The point of this story is that visitors and/or immigrants must decide what kind of life they want to lead. If they come illegally over the border or refuse to leave when their lawful documentation expires, they must decide if they want to spend psychic energy evading the law in the future. I couldn’t, and wouldn’t, live a life of evasion, less because of any moral stand but simply because I couldn’t take the uncertainty and inability to live openly. But I don’t have the difficult life in the home country that awaits those whose plea to stay in the U.S. is rejected.

These immigrants are from Cameroon. They could just as easily be from South America. Difficulties exist in the home countries of immigrants. Does that mean we must take them because they would rather be here than there? Most of us would probably agree that we do not. On the other hand, natural disasters, massive corruption, or political upheavals do seem to influence Americans’ attitudes, as they should. What should our policy be towards climate-related migrants? War-related migrants? Surely we cannot refuse them entry. That would be unconscionable. Mbue’s novel raises questions. It seems an opportune time to discuss these issues.

Add the complication of a black man immigrating to a country who has not yet solved their race prejudices:
“You think a black man gets a good job in this country by sitting in front of white people and telling the truth? Please don’t make me laugh.”
This novel is set in the run-up to Obama’s historic election, which was also the run-up to the financial crisis.
“The only difference between the Egyptians [during the Bible’s Old Testament calamity]… and the Americans now, Jende reasoned, was that the Egyptians had been cursed by their own wickedness. They had called an abomination upon their land by worshipping idols and enslaving their fellow humans, all so they could live in splendor. They had chosen riches over righteousness, rapaciousness over justice. The Americans had done no such thing.”
Near the end of the book two characters discuss a choice the illegal immigrants are considering so that they can stay: to divorce & marry someone else for a green card. Only they cannot figure out if it is right or wrong to consider this choice. The person to whom they speak quotes Rumi:
“Out beyond ideas of wrongdoing and rightdoing, there is a field. I’ll meet you there.”
I have always interpreted that phrase in a different way than Mbue tells us here it can be interpreted. She says Rumi means ‘Let’s not dwell too much on labeling things as right or wrong.’ Which means, doesn’t it, that rightdoing and wrongdoing are relative? I always thought it meant something like ‘Let’s be bigger than our differences.’ If anyone knows the heart of Rumi, please let me know.

Anyway, I spent a great deal of this book gnawing the inside of my cheek.

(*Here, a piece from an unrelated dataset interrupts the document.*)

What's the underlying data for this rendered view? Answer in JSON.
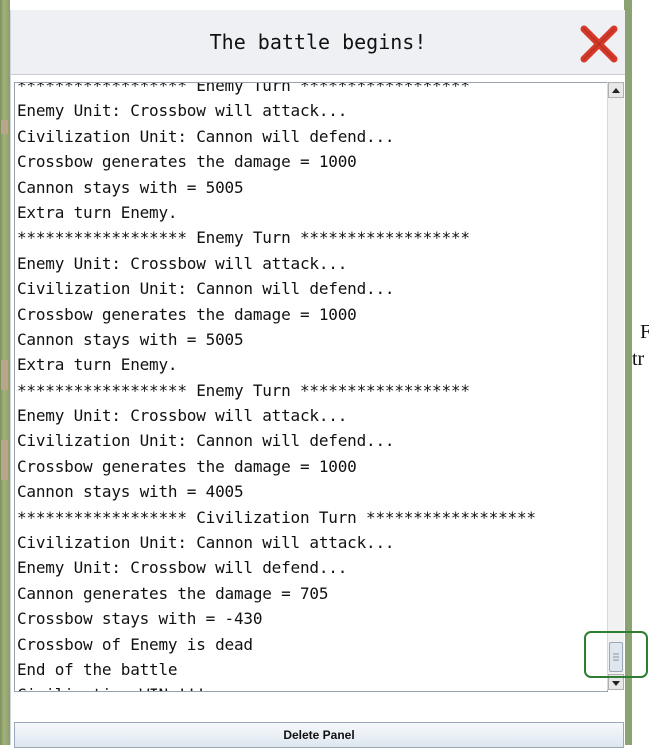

That generally tells me how anxious I am getting. When I draw blood, I have trouble getting past it. This wasn’t a comfortable read. But I suppose it comes close to the truth for some immigrants. If you want to know what it is like to be them, try this.